In scientific terms Bovine Spongiform Encephalopathy (BSE) and variant Creutzfeldt-Jakob Disease (vCJD) are Transmissible Spongiform Encephalopathies (TSEs). Put simply this means that the diseases can be passed on to animals or humans through eating contaminated tissue. Once it takes hold, the disease produces innumerable microscopic holes in the brain by the production of an abnormal protein (misfolded prions). This gives it a spongy appearance when analyzed at autopsy.
In 1985 vets and farmers across Britain began to notice that a large number of cows were displaying erratic behavior – losing coordination, rolling around as if drunk and eventually dying. Autopsies on the dead animals showed alarming similarity in brain damage to the sheep disease scrapie. A disease, it seemed, had crossed species. This discovery had a devastating effect on the British beef industry. The public were treated to the spectacle of the Agriculture Secretary, John Selwyn Gummer, feeding a beef burger to his daughter and declaring British beef safe to eat. The rest of the world was not so sure and most countries banned imports, costing the UK economy billions of pounds. All herds where the disease was present were slaughtered.
Just over a decade later, the worst fears were realized when it was found that BSE could affect humans in the form of vCJD and that the disease had once again jumped a species barrier. In that time more than five million cattle had been destroyed across Europe and cattle over 30 months old had been removed from the food chain. Though these measures will probably prevent future cases of vCJD, its long Incubation period may mean we are looking at the tip of an iceberg. Diagnosis can only be made after death, and research from America shows that many deaths that were previously thought to be from Alzheimer’s may in fact have been caused by vCJD.
When: BSE: 1985 to present; vCJD: 1996 to present
Where: Britain has been worst affected, but there have been cases of both diseases across Europe, North America and Japan, in countries where cattle were fed hay and soya the diseases are non-existent.
Death toll: 180,000 cattle died from BSE in the UK. The annual death toll from vCJD has stabilized at around 20, but it is highly likely that this figure is an underestimate.
You should know: in Papua New Guinea in the mid 20th century there was an outbreak of laughing disease, known locally as Kuru. It is believed that the disease was spread via cannibalistic practices where it was traditional to eat the brains of the dead to preserve their spirit.
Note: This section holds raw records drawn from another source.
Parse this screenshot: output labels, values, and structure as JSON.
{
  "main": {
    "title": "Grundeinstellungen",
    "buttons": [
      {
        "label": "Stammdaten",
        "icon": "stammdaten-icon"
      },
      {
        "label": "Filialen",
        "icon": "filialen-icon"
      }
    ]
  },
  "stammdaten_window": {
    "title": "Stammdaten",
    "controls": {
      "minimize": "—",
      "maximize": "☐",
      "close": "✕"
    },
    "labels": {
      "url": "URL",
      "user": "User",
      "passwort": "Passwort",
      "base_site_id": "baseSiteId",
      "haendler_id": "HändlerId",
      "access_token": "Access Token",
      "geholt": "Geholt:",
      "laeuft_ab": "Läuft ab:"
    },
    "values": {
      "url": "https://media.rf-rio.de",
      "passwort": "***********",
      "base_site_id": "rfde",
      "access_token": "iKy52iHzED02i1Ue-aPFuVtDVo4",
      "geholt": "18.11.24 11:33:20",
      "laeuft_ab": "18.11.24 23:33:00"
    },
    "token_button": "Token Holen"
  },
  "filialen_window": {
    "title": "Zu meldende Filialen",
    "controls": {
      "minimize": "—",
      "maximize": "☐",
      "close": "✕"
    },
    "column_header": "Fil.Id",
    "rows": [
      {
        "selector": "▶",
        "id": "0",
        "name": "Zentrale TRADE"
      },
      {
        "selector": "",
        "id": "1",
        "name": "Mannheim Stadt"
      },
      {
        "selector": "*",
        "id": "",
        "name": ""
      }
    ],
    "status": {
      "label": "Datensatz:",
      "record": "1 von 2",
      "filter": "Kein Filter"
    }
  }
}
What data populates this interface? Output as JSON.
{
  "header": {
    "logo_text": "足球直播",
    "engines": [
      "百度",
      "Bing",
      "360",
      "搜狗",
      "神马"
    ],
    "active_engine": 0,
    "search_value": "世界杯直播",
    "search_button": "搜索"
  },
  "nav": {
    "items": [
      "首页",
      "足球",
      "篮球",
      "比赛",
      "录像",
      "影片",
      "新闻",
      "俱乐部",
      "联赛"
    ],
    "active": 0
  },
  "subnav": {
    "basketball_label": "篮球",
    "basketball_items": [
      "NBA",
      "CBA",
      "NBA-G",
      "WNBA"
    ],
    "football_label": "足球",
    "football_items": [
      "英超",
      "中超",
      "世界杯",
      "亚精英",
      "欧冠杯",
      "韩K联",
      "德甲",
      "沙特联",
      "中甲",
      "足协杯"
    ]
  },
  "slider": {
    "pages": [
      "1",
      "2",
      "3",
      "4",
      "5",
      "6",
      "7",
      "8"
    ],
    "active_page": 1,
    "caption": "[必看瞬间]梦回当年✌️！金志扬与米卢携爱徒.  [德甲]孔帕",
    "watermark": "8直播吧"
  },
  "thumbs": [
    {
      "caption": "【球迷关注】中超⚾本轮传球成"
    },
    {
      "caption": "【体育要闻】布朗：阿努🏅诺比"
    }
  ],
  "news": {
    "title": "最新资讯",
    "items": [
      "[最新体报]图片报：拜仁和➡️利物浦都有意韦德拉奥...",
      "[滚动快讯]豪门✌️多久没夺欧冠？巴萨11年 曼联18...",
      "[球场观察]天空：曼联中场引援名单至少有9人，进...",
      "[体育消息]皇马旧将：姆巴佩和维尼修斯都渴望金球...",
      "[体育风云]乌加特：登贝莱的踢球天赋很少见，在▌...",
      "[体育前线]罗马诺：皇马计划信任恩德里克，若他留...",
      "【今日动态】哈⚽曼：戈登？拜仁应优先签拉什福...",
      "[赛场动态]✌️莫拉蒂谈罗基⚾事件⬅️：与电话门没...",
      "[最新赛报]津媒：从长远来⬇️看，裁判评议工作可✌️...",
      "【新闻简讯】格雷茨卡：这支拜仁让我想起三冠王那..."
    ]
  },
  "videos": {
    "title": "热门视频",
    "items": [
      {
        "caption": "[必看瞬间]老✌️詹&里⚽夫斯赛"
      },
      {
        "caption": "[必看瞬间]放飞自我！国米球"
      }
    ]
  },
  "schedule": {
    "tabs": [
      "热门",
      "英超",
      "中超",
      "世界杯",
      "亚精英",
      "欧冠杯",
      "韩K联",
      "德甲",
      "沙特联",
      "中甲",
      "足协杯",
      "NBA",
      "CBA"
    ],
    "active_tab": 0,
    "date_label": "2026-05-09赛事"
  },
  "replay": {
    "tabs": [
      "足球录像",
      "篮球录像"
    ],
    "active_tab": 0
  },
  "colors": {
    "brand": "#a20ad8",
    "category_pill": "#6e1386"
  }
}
The practice is now taboo and the fatal disease has been eradicated. Studies of its pathology have given us vital clues in the understanding of all Transmissible Spongiform Encephalopathies.